7 But Israel violated the instructions about the things set apart for the Lord. A man named Achan had stolen some of these dedicated things, so the Lord was very angry with the Israelites. Achan was the son of Carmi, a descendant of Zimri son of Zerah, of the tribe of Judah.
2 Joshua sent some of his men from Jericho to spy out the town of Ai, east of Bethel, near Beth-aven. 3 When they returned, they told Joshua, “There’s no need for all of us to go up there; it won’t take more than two or three thousand men to attack Ai. Since there are so few of them, don’t make all our people struggle to go up there.”
4 So approximately 3,000 warriors were sent, but they were soundly defeated. The men of Ai 5 chased the Israelites from the town gate as far as the quarries, and they killed about thirty-six who were retreating down the slope. The Israelites were paralyzed with fear at this turn of events, and their courage melted away.
6 Joshua and the elders of Israel tore their clothing in dismay, threw dust on their heads, and bowed face down to the ground before the Ark of the Lord until evening. 7 Then Joshua cried out, “Oh, Sovereign Lord, why did you bring us across the Jordan River if you are going to let the Amorites kill us? If only we had been content to stay on the other side! 8 Lord, what can I say now that Israel has fled from its enemies? 9 For when the Canaanites and all the other people living in the land hear about it, they will surround us and wipe our name off the face of the earth. And then what will happen to the honor of your great name?”
10 But the Lord said to Joshua, “Get up! Why are you lying on your face like this? 11 Israel has sinned and broken my covenant! They have stolen some of the things that I commanded must be set apart for me. And they have not only stolen them but have lied about it and hidden the things among their own belongings.
Getting back to our original story about David and the Israelites from 1 Chronicles; it would seem that in this case, it may have been Israel’s sin as a nation that led to David’s sin. The Lord was angry with Israel before David was incited enough to take a census. This is made clear in 2 Samuel.
2 Samuel 24:1 (NLT)
24 Once again the anger of the Lord burned against Israel, and he caused David to harm them by taking a census. “Go and count the people of Israel and Judah,” the Lord told him.
For this reason, some see this as a plague upon a nation of people who had themselves sinned.
David’s sin deserved personal punishment, but David’s death might have been worse for the nation than the plague. Political turmoil in Israel could have brought invading armies that would have killed even more people. David suffered remorse and grief. Along with the leaders who may have supported his call for a census, David mourned and repented. God graciously forgave him and intervened to spare Jerusalem from impending destruction. Later, the temple was built on the site where David offered his sacrifice that saw the plague halted.
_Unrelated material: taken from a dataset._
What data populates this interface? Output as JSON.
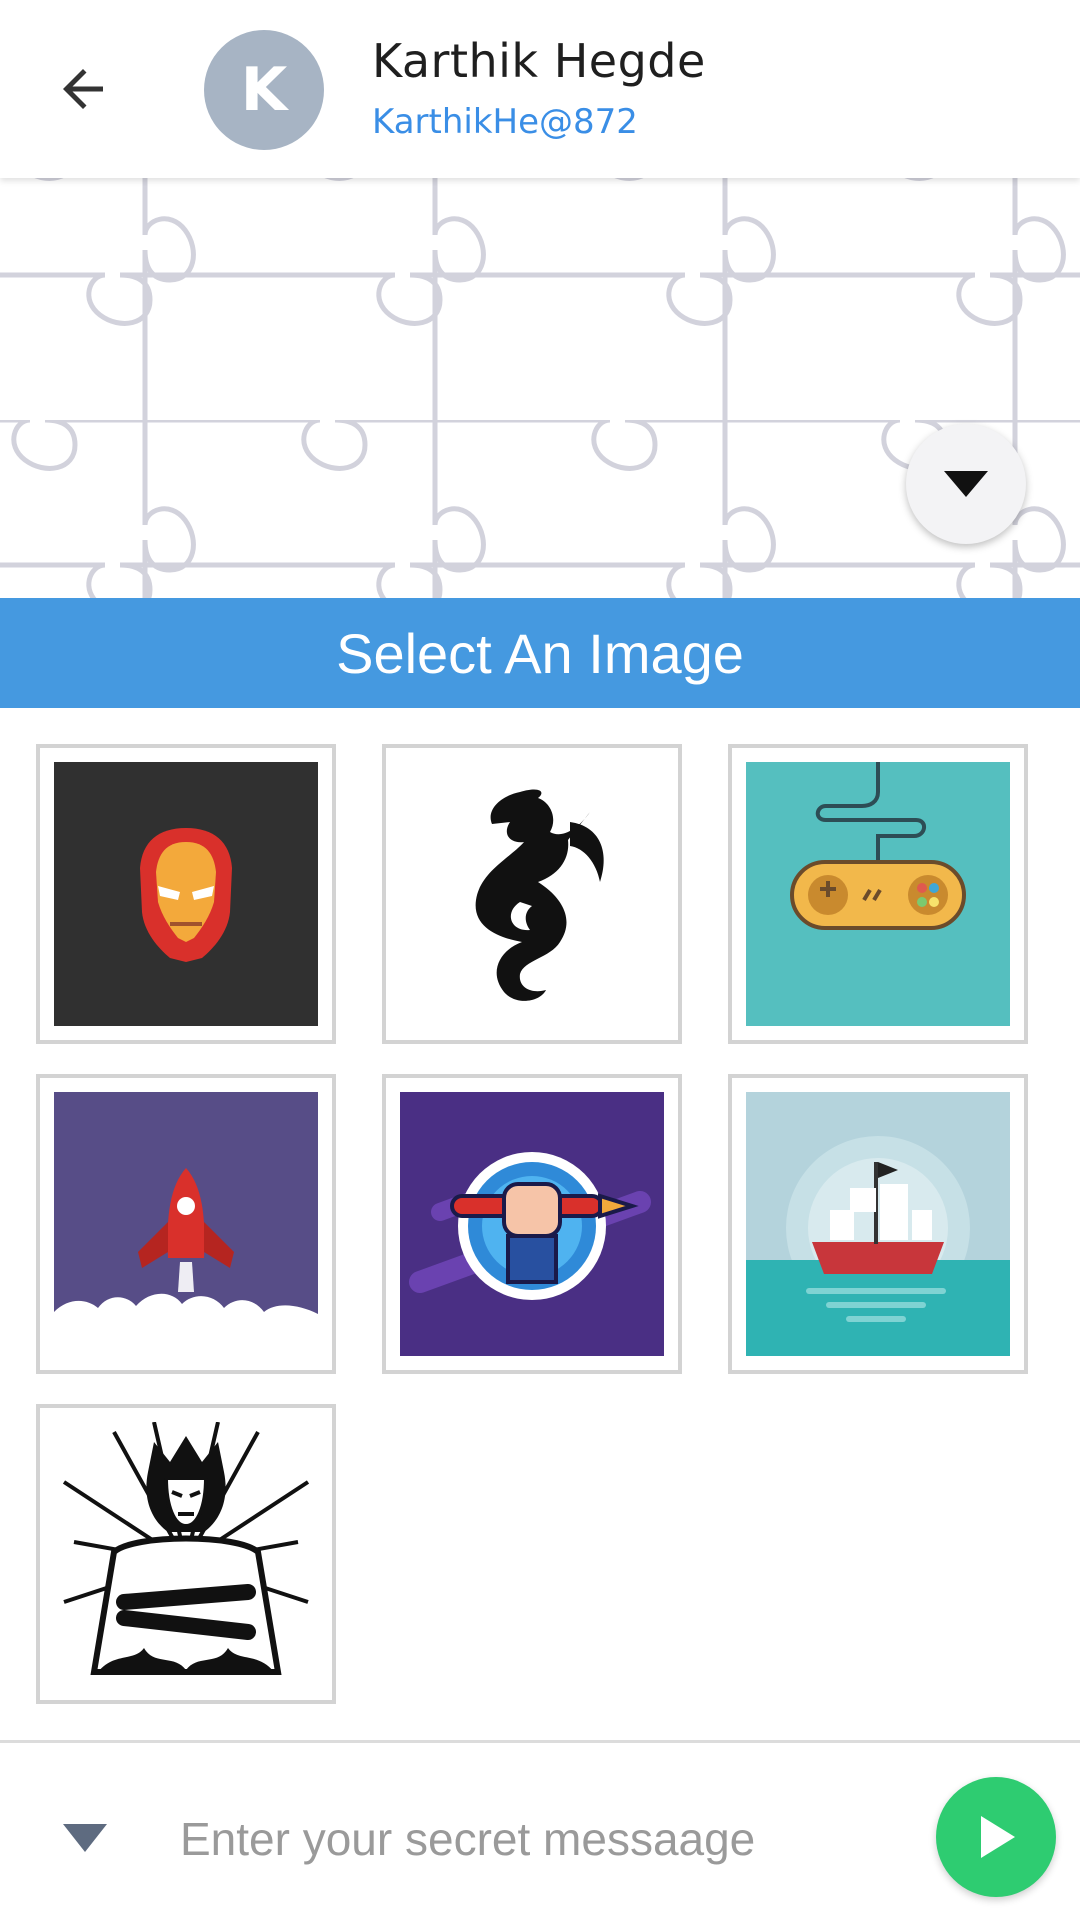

When you look at the big picture of this story, we need to understand that God knows what is best for His people and He always has their best interests in mind. We can look at the 70,000 people who died because of the sin of one man, but that is just a snapshot of the whole story. We don’t see how many more might have died if those 70,000 hadn’t died. We have a limited scope and vision of the whole story so it is hard for us to see. If we did see the whole picture, we might think very differently about the situation.
The bottom line is that we need to learn to trust God, know that He knows best and stop questioning everything that happens. I promise that the end of the story will be much better than the beginning or even the here and now.